So, we’re halfway through the academic year and for the Final Year Project module I had to create an A1 sized conference poster. This was then displayed in a session (along with many others) where lecturers could come and discuss the project and my progress, and make suggestions as to how they think I should proceed.
It was also the first time I got to meet the lecturer who will be examining my dissertation, so it was a good opportunity to introduce him to the project and its aims, and for him to provide me with his opinions and feedback so far.
Below is a picture of the poster (due to printing restrictions it had to be made as four separate A3 sheets and arranged together into an A1 sized document) that outlines the project aims, what I’ve done so far (green arrows), and what I have left to do (orange and red arrows).
So I’m just about to start week 6 of my final year at University which means that I’m nearly a quarter of the way through; yikes! The past 5 weeks have just flown by, and in some ways I wish I could slow it down, despite enjoying [nearly] every second of it.
Firstly, I must apologise for the lack of blog posts recently; I am constantly finding little gems of information/facts/websites/articles/videos that I would love to share and talk about, but somehow always seem to find something else that needs doing before I get around to it.
Anyway, it’s great to be back in Huddersfield and to see my course-mates again, although I must admit it has been a bit of a struggle readjusting back to student life after a year of full time work at GlaxoSmithKline. I’ve got some great modules to study (and one not so great module, but we’ll ignore that for now) and some fantastic new lecturers.
I’ll just do a quick run through of the modules in case you’re interested:
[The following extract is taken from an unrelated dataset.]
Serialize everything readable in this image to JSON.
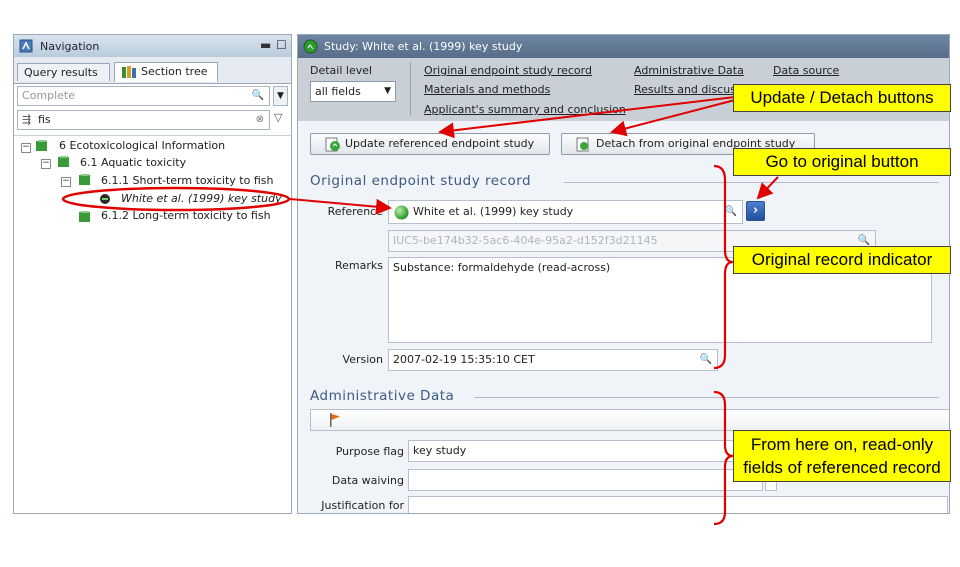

Final Year Project / Dissertation – The biggest, and in some ways most important module of the year, this project is the supposed to be the culmination of everything you’ve learnt at University. It looks like mine will be primarily a research report with a focus on UX Design methodologies (as opposed to a technical development project), but there may be room for some sort of prototypes down the line. My project supervisor, John Bonner, thinks it would be really beneficial for me to complete this project with a local company that practices UX Design and has helped me to get in touch with, and arrange a meeting with a really interesting design agency based in Leeds. I’m very excited to be meeting with them on Tuesday so fingers crossed!
Digital Marketing & Communications – A fairly self-explanatory title, this module examines the various methods of digital marketing and the benefits/drawbacks of these. With a big focus placed on data and analytics I picked this optional module as it seems to be becoming ever more relevant in todays online world. I have two assignments for this module, one of which is due before Christmas, so I may go into a little more detail on this in a later post.
Systems Strategy Thinking – A particular favourite of mine, this module is taught by a new, and in my opinion, one of the best lectures at Huddersfield. As you might have guessed this module involves lots of thinking, but in particular, thinking holistically (as opposed to “analytically”) about systems. To add to the challenge, this does not mean systems as in an I.T. system… for Systems Strategy a system can anything from a house, to the education system. We were first introduced to the basic concepts of systems thinking, and are now turning our attention to Peter Checkland’s ‘Soft Systems Methodology’.
eCommerce, Business & Technology – I’ve left this module till last because I barely consider it worthy of being labelled a final year module, and instead consider it an annoying distraction (this isn’t just me being snobbish by the way; I’ve spoken to several lecturers who are trying their damned hardest to get this removed from the curriculum). Essentially all we have to do to pass this module is build an eCommerce website using the WordPress CMS and complete an exam that will, more than likely, be predominately made up of multiple choice questions… lets say no more.